▸ **What needs to be done**
What is needed here is every record, retyped without any change.

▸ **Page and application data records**
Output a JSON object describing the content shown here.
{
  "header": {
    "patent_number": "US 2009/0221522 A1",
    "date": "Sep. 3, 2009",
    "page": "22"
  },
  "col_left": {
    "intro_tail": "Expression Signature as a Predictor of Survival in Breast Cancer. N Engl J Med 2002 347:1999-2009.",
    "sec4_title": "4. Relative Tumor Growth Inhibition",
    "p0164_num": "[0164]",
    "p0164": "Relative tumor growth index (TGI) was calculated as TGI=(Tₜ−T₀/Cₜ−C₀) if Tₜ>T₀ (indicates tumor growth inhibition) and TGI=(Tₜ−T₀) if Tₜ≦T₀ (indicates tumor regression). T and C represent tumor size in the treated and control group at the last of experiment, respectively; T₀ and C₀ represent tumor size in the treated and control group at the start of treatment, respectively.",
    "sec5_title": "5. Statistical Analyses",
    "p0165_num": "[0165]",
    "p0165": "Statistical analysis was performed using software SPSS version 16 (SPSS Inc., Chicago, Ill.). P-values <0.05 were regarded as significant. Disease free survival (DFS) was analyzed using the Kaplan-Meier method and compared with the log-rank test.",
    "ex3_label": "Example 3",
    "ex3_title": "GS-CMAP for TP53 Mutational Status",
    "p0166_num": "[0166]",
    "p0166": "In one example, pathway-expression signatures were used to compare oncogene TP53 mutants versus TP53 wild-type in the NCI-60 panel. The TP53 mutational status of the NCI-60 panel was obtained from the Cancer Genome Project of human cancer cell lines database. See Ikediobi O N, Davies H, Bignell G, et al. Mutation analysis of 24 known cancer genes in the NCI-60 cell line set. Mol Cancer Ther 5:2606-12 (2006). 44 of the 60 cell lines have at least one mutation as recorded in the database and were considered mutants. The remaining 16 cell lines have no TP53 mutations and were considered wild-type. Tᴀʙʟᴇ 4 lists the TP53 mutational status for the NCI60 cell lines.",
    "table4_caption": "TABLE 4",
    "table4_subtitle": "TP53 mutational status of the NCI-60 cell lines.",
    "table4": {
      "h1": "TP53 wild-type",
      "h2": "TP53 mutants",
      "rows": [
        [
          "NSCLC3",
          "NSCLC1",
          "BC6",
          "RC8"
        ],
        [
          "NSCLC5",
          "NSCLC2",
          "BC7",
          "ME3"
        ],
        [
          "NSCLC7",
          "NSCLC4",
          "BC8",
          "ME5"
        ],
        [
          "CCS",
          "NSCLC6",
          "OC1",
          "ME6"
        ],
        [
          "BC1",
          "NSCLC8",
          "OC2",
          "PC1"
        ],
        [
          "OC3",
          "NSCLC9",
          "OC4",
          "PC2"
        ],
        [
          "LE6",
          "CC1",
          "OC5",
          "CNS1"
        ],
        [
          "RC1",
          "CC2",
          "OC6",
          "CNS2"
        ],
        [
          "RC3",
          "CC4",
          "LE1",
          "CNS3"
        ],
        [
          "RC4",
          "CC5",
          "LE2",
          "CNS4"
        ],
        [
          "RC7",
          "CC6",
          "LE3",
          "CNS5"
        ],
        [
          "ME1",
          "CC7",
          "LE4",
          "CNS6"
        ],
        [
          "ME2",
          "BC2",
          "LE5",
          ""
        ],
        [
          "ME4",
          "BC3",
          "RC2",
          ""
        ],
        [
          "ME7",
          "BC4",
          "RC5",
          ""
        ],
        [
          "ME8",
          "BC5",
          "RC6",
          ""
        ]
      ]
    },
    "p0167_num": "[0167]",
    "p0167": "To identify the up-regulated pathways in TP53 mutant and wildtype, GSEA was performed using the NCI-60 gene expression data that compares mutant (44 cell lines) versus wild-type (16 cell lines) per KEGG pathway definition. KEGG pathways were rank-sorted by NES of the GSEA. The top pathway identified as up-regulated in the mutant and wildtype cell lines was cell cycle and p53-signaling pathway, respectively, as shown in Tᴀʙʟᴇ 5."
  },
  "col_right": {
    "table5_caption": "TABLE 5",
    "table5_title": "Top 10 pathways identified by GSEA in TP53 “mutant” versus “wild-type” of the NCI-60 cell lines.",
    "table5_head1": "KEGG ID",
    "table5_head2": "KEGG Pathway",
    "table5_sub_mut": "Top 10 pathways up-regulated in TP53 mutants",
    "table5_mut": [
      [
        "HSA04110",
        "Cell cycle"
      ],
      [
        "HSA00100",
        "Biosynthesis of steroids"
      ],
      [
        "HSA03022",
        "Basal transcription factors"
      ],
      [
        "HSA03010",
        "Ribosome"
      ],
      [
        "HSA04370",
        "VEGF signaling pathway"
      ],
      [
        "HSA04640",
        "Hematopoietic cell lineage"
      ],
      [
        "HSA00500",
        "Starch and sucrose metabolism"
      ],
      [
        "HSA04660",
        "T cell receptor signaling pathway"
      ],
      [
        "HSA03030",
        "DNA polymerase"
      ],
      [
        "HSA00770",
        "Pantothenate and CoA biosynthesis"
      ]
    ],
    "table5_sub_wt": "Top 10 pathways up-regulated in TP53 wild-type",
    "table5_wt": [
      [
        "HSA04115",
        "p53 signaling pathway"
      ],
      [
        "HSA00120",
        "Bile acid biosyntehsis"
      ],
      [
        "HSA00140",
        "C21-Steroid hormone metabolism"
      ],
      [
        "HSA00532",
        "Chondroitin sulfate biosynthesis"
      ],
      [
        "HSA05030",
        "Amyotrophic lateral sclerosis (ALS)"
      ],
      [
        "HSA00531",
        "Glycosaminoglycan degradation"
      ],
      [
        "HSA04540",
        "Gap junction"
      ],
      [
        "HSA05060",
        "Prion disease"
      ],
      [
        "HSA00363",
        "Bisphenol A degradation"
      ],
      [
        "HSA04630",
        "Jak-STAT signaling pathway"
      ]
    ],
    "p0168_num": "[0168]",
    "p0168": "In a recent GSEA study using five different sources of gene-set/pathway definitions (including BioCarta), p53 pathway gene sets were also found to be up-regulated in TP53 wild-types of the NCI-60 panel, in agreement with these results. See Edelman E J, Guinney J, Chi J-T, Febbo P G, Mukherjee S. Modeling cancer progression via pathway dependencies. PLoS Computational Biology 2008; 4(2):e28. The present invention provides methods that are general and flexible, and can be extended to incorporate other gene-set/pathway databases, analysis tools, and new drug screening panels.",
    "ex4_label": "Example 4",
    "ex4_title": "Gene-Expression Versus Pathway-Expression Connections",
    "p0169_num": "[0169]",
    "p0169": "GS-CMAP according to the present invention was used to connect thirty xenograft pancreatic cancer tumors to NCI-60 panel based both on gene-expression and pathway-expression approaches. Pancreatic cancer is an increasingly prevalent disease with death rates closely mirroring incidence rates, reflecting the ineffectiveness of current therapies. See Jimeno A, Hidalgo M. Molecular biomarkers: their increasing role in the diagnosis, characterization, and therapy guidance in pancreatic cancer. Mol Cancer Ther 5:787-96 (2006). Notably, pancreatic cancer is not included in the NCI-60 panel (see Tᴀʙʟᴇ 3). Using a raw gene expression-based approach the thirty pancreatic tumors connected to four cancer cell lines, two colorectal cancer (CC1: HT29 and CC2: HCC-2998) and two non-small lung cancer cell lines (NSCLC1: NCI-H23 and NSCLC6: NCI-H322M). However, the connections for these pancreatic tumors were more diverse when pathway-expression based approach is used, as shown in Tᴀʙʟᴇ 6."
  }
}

▸ **Finished task**
Output a JSON object describing the content shown here.
{
  "header": {
    "patent_number": "US 2009/0221522 A1",
    "date": "Sep. 3, 2009",
    "page": "22"
  },
  "col_left": {
    "intro_tail": "Expression Signature as a Predictor of Survival in Breast Cancer. N Engl J Med 2002 347:1999-2009.",
    "sec4_title": "4. Relative Tumor Growth Inhibition",
    "p0164_num": "[0164]",
    "p0164": "Relative tumor growth index (TGI) was calculated as TGI=(Tₜ−T₀/Cₜ−C₀) if Tₜ>T₀ (indicates tumor growth inhibition) and TGI=(Tₜ−T₀) if Tₜ≦T₀ (indicates tumor regression). T and C represent tumor size in the treated and control group at the last of experiment, respectively; T₀ and C₀ represent tumor size in the treated and control group at the start of treatment, respectively.",
    "sec5_title": "5. Statistical Analyses",
    "p0165_num": "[0165]",
    "p0165": "Statistical analysis was performed using software SPSS version 16 (SPSS Inc., Chicago, Ill.). P-values <0.05 were regarded as significant. Disease free survival (DFS) was analyzed using the Kaplan-Meier method and compared with the log-rank test.",
    "ex3_label": "Example 3",
    "ex3_title": "GS-CMAP for TP53 Mutational Status",
    "p0166_num": "[0166]",
    "p0166": "In one example, pathway-expression signatures were used to compare oncogene TP53 mutants versus TP53 wild-type in the NCI-60 panel. The TP53 mutational status of the NCI-60 panel was obtained from the Cancer Genome Project of human cancer cell lines database. See Ikediobi O N, Davies H, Bignell G, et al. Mutation analysis of 24 known cancer genes in the NCI-60 cell line set. Mol Cancer Ther 5:2606-12 (2006). 44 of the 60 cell lines have at least one mutation as recorded in the database and were considered mutants. The remaining 16 cell lines have no TP53 mutations and were considered wild-type. Tᴀʙʟᴇ 4 lists the TP53 mutational status for the NCI60 cell lines.",
    "table4_caption": "TABLE 4",
    "table4_subtitle": "TP53 mutational status of the NCI-60 cell lines.",
    "table4": {
      "h1": "TP53 wild-type",
      "h2": "TP53 mutants",
      "rows": [
        [
          "NSCLC3",
          "NSCLC1",
          "BC6",
          "RC8"
        ],
        [
          "NSCLC5",
          "NSCLC2",
          "BC7",
          "ME3"
        ],
        [
          "NSCLC7",
          "NSCLC4",
          "BC8",
          "ME5"
        ],
        [
          "CCS",
          "NSCLC6",
          "OC1",
          "ME6"
        ],
        [
          "BC1",
          "NSCLC8",
          "OC2",
          "PC1"
        ],
        [
          "OC3",
          "NSCLC9",
          "OC4",
          "PC2"
        ],
        [
          "LE6",
          "CC1",
          "OC5",
          "CNS1"
        ],
        [
          "RC1",
          "CC2",
          "OC6",
          "CNS2"
        ],
        [
          "RC3",
          "CC4",
          "LE1",
          "CNS3"
        ],
        [
          "RC4",
          "CC5",
          "LE2",
          "CNS4"
        ],
        [
          "RC7",
          "CC6",
          "LE3",
          "CNS5"
        ],
        [
          "ME1",
          "CC7",
          "LE4",
          "CNS6"
        ],
        [
          "ME2",
          "BC2",
          "LE5",
          ""
        ],
        [
          "ME4",
          "BC3",
          "RC2",
          ""
        ],
        [
          "ME7",
          "BC4",
          "RC5",
          ""
        ],
        [
          "ME8",
          "BC5",
          "RC6",
          ""
        ]
      ]
    },
    "p0167_num": "[0167]",
    "p0167": "To identify the up-regulated pathways in TP53 mutant and wildtype, GSEA was performed using the NCI-60 gene expression data that compares mutant (44 cell lines) versus wild-type (16 cell lines) per KEGG pathway definition. KEGG pathways were rank-sorted by NES of the GSEA. The top pathway identified as up-regulated in the mutant and wildtype cell lines was cell cycle and p53-signaling pathway, respectively, as shown in Tᴀʙʟᴇ 5."
  },
  "col_right": {
    "table5_caption": "TABLE 5",
    "table5_title": "Top 10 pathways identified by GSEA in TP53 “mutant” versus “wild-type” of the NCI-60 cell lines.",
    "table5_head1": "KEGG ID",
    "table5_head2": "KEGG Pathway",
    "table5_sub_mut": "Top 10 pathways up-regulated in TP53 mutants",
    "table5_mut": [
      [
        "HSA04110",
        "Cell cycle"
      ],
      [
        "HSA00100",
        "Biosynthesis of steroids"
      ],
      [
        "HSA03022",
        "Basal transcription factors"
      ],
      [
        "HSA03010",
        "Ribosome"
      ],
      [
        "HSA04370",
        "VEGF signaling pathway"
      ],
      [
        "HSA04640",
        "Hematopoietic cell lineage"
      ],
      [
        "HSA00500",
        "Starch and sucrose metabolism"
      ],
      [
        "HSA04660",
        "T cell receptor signaling pathway"
      ],
      [
        "HSA03030",
        "DNA polymerase"
      ],
      [
        "HSA00770",
        "Pantothenate and CoA biosynthesis"
      ]
    ],
    "table5_sub_wt": "Top 10 pathways up-regulated in TP53 wild-type",
    "table5_wt": [
      [
        "HSA04115",
        "p53 signaling pathway"
      ],
      [
        "HSA00120",
        "Bile acid biosyntehsis"
      ],
      [
        "HSA00140",
        "C21-Steroid hormone metabolism"
      ],
      [
        "HSA00532",
        "Chondroitin sulfate biosynthesis"
      ],
      [
        "HSA05030",
        "Amyotrophic lateral sclerosis (ALS)"
      ],
      [
        "HSA00531",
        "Glycosaminoglycan degradation"
      ],
      [
        "HSA04540",
        "Gap junction"
      ],
      [
        "HSA05060",
        "Prion disease"
      ],
      [
        "HSA00363",
        "Bisphenol A degradation"
      ],
      [
        "HSA04630",
        "Jak-STAT signaling pathway"
      ]
    ],
    "p0168_num": "[0168]",
    "p0168": "In a recent GSEA study using five different sources of gene-set/pathway definitions (including BioCarta), p53 pathway gene sets were also found to be up-regulated in TP53 wild-types of the NCI-60 panel, in agreement with these results. See Edelman E J, Guinney J, Chi J-T, Febbo P G, Mukherjee S. Modeling cancer progression via pathway dependencies. PLoS Computational Biology 2008; 4(2):e28. The present invention provides methods that are general and flexible, and can be extended to incorporate other gene-set/pathway databases, analysis tools, and new drug screening panels.",
    "ex4_label": "Example 4",
    "ex4_title": "Gene-Expression Versus Pathway-Expression Connections",
    "p0169_num": "[0169]",
    "p0169": "GS-CMAP according to the present invention was used to connect thirty xenograft pancreatic cancer tumors to NCI-60 panel based both on gene-expression and pathway-expression approaches. Pancreatic cancer is an increasingly prevalent disease with death rates closely mirroring incidence rates, reflecting the ineffectiveness of current therapies. See Jimeno A, Hidalgo M. Molecular biomarkers: their increasing role in the diagnosis, characterization, and therapy guidance in pancreatic cancer. Mol Cancer Ther 5:787-96 (2006). Notably, pancreatic cancer is not included in the NCI-60 panel (see Tᴀʙʟᴇ 3). Using a raw gene expression-based approach the thirty pancreatic tumors connected to four cancer cell lines, two colorectal cancer (CC1: HT29 and CC2: HCC-2998) and two non-small lung cancer cell lines (NSCLC1: NCI-H23 and NSCLC6: NCI-H322M). However, the connections for these pancreatic tumors were more diverse when pathway-expression based approach is used, as shown in Tᴀʙʟᴇ 6."
  }
}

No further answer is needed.